#### [Your task]
What is the number of lines in the entries below that include the word "David"? Provide the number only.

Web page and app entries
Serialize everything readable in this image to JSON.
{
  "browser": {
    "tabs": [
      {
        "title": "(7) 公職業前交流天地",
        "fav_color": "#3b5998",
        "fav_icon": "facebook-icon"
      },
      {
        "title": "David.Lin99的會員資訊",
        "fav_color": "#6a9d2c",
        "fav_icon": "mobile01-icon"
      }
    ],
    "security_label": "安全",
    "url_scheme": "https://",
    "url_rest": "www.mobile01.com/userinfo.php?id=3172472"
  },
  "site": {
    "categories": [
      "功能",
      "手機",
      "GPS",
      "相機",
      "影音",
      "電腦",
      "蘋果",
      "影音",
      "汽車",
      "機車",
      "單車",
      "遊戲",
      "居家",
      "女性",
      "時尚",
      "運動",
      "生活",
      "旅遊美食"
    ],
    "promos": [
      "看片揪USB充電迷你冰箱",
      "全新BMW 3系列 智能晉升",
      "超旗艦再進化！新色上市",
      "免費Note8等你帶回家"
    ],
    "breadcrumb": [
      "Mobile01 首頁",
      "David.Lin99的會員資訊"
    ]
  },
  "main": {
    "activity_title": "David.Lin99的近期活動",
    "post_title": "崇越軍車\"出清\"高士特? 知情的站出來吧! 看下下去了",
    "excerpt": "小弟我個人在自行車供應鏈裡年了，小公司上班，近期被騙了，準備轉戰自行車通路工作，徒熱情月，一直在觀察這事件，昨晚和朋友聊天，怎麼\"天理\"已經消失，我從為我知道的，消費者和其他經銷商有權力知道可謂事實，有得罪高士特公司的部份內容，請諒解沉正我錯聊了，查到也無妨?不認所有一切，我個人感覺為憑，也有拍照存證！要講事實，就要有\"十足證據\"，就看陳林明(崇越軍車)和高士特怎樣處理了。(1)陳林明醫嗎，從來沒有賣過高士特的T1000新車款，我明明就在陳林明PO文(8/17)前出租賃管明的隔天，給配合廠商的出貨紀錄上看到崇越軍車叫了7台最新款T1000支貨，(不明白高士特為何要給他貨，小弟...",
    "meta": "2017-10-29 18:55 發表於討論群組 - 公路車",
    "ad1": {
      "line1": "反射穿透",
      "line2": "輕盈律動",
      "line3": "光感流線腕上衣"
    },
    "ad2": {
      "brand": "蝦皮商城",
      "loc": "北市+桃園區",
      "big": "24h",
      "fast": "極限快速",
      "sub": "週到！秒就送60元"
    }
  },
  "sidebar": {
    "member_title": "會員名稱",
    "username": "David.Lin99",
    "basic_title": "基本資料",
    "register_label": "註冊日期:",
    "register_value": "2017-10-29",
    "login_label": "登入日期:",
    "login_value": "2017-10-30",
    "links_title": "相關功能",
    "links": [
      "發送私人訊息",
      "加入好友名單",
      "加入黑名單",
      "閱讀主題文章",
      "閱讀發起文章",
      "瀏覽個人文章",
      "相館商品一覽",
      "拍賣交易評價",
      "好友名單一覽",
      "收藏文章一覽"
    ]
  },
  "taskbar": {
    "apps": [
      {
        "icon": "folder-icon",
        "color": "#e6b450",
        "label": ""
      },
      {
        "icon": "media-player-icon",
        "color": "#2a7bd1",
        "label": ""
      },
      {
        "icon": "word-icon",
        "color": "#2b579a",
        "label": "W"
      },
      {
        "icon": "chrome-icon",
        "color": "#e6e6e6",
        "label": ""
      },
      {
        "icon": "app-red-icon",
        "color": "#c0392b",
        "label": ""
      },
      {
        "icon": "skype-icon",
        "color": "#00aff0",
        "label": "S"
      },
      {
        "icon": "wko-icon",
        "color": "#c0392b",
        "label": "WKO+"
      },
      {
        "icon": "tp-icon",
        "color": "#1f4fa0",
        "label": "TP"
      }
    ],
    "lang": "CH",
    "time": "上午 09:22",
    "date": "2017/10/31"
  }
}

#### [Output of the task]
4